Pulling players by the hair is a legitimate action in the NFL—any hair that runs out of the helmet is considered a part of a player's uniform. Clowney, ironically, has long enough hair to be tackled by himself if he played offense. The only time this rule was ever invoked during his career at South Carolina was when he did it against Georgia Tech.
He was called for a "helmet-pull" on that play, but it wasn't because of his hair. It was because he went up over the line of scrimmage and tried to block a field goal attempt. He was given a penalty for excessive force.
Clowney's hair didn't have anything to do with this call. If he had pulled his head back just a bit, then this penalty would have been rescinded. But by going over the top of the line, he violated several rules in one motion.
There are two ways for a player to be disqualified from further action in a game: via injury or via penalty. Since there was no injury involved here, we can assume that the disqualification was due to a violation of football rules.
That being said, grabbing opponents' hair is an important part of many football plays. Defensive ends often use their helmets as hand grenades, knocking away passes and intercepting balls. Linemen often pull opponents toward them to open running lanes.

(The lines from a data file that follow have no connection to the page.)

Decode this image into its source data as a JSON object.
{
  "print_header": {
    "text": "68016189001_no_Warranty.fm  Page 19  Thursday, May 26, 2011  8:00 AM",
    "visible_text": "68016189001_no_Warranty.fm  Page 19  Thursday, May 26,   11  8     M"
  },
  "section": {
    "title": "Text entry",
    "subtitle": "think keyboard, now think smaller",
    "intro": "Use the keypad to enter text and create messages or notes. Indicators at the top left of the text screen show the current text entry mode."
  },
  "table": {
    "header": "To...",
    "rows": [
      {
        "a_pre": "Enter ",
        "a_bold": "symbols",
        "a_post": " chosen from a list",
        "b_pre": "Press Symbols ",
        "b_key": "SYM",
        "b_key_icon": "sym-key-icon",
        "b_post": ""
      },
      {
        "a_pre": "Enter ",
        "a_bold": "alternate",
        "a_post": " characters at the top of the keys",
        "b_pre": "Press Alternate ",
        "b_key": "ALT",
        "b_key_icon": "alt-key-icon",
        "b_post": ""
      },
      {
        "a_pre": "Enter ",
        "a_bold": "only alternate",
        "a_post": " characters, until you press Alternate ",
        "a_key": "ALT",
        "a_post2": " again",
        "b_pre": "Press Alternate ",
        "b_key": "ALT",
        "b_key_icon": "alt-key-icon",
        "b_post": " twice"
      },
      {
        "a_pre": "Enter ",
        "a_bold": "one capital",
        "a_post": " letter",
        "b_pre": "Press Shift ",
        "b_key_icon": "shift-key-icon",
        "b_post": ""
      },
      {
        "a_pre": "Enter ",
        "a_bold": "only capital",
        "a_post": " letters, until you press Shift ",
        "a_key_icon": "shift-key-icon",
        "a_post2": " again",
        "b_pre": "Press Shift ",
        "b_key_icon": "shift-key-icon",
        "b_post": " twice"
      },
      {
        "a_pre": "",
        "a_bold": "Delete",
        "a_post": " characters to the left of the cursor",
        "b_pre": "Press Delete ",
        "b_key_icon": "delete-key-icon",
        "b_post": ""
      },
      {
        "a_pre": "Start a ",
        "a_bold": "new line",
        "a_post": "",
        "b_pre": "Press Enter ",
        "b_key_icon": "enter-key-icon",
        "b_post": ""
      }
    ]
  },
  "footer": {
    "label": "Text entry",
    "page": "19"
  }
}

The NFL does not have and will not have a punishment for pulling one's hair. The regulation says that if a player's hair touches the jersey, it is considered part of the uniform and can be used to pull the player down. As a result, it is the player's responsibility to maintain their hair short. If a player chooses to wear their hair long, they are taking the risk of being penalized.
In addition, players are prohibited from using their hands or any other object except their helmet when playing the game.
Also, players are required to be on the field during the national anthem. If they are not, then they could be subject to a fine.
Finally, players cannot be dismissed from play for disrespecting the flag; instead, they must be ejected. If a player refuses to leave the field during the national anthem, then they would be subject to some type of penalty, depending on the severity of their action. Some examples include but are not limited to, the use of a personal ejection device like a yellow card or red card, or even suspension from play for several games.
The NFL may explore making another form of tackle illegal as it continues to seek rule modifications with player safety in mind. It is now permissible for defenders to bring down a ball carrier by grabbing their hair. He is tackled by his own hair. This is now legal. Many people are saying that this rule change will lead to more false starts because players will be trying to grab at air instead of the ground.
False starts are already a problem in the NFL, and adding another one by trying to tackle with hair will only cause more confusion. There are ways to bring down ball carriers that don't involve pulling their hair out by the roots. If a player is going to be grabbed then they should be brought down using conventional methods such as bringing them down with a hit from behind or throwing him into the turf.
There are many factors that go into deciding whether or not to start the game clock during overtime, including where the offense was positioned before it started its last drive. The number-one priority in overtime is to protect the ball, so if the defense can stop the quarterback on third down then there will be no need to rush the game clock. Also, if the team that has the ball goes three downs without scoring then the other team gets a chance to respond with a fourth down conversion attempt. These are just some of the many rules that go into determining if and when the game clock will be started during an overtime period.
Laura Ruhala, an associate professor of mechanical engineering at Kennesaw State University in Georgia, claims that long-haired athletes are at risk of catastrophic neck injuries since the NFL allows hair pulling to make a tackle. In addition, she says, "the more hair that can be used to grab an opponent, the better for the player." This is because more hair means a greater chance of finding good traction when making a hit.
The problem with this theory is that it doesn't take into account other factors that may have a much bigger impact on injury rates than hair length. For example, there are clear differences in how many men and women play football — yet long-haired male athletes suffer from neck injuries at about the same rate as short-haired female athletes. This suggests that something other than just hair length is responsible for these injuries.
It's also important to note that not all long-haired athletes experience problems with their necks. There are people out there with very long hair who don't pull it when playing sports. They might even wear its length as a sign of pride or style. These people aren't at risk of injury since they don't try to use their hair to make tackles.
Finally, there are cases where someone with long hair has avoided neck injuries by wearing a helmet.
However, the NFL's chief of officiating, Al Riveron, has stated that the league will consider making such tackles illegal. As of today, there are no rules prohibiting such tackles.
The practice of tackling players by the hair or scalp began in 2010 when the New York Giants were allowed to tackle Philadelphia Eagles quarterback Michael Vick. This was due to a legal loophole where it was believed that since Vick was not a true free agent he could still be owned by one team and played for another. The rule change allowing for this tactic to become illegal came two years later in 2012 when the Lions were permitted to use a hair-pulling tackle on Chicago Bears running back Ahman Green. Since then, all opponents have been allowed to use this strategy against ball carriers without fear of penalty.
There have been several cases in which players have been able to walk away from their tackles with no injuries after using this technique. In fact, many experts believe that this type of play leads to more positive outcomes than traditional tackles. There have been comments made by members of the NFL community who believe that this type of play should be allowed at all times during football games. It is believed that banning this form of defense would reduce game speed and efficiency.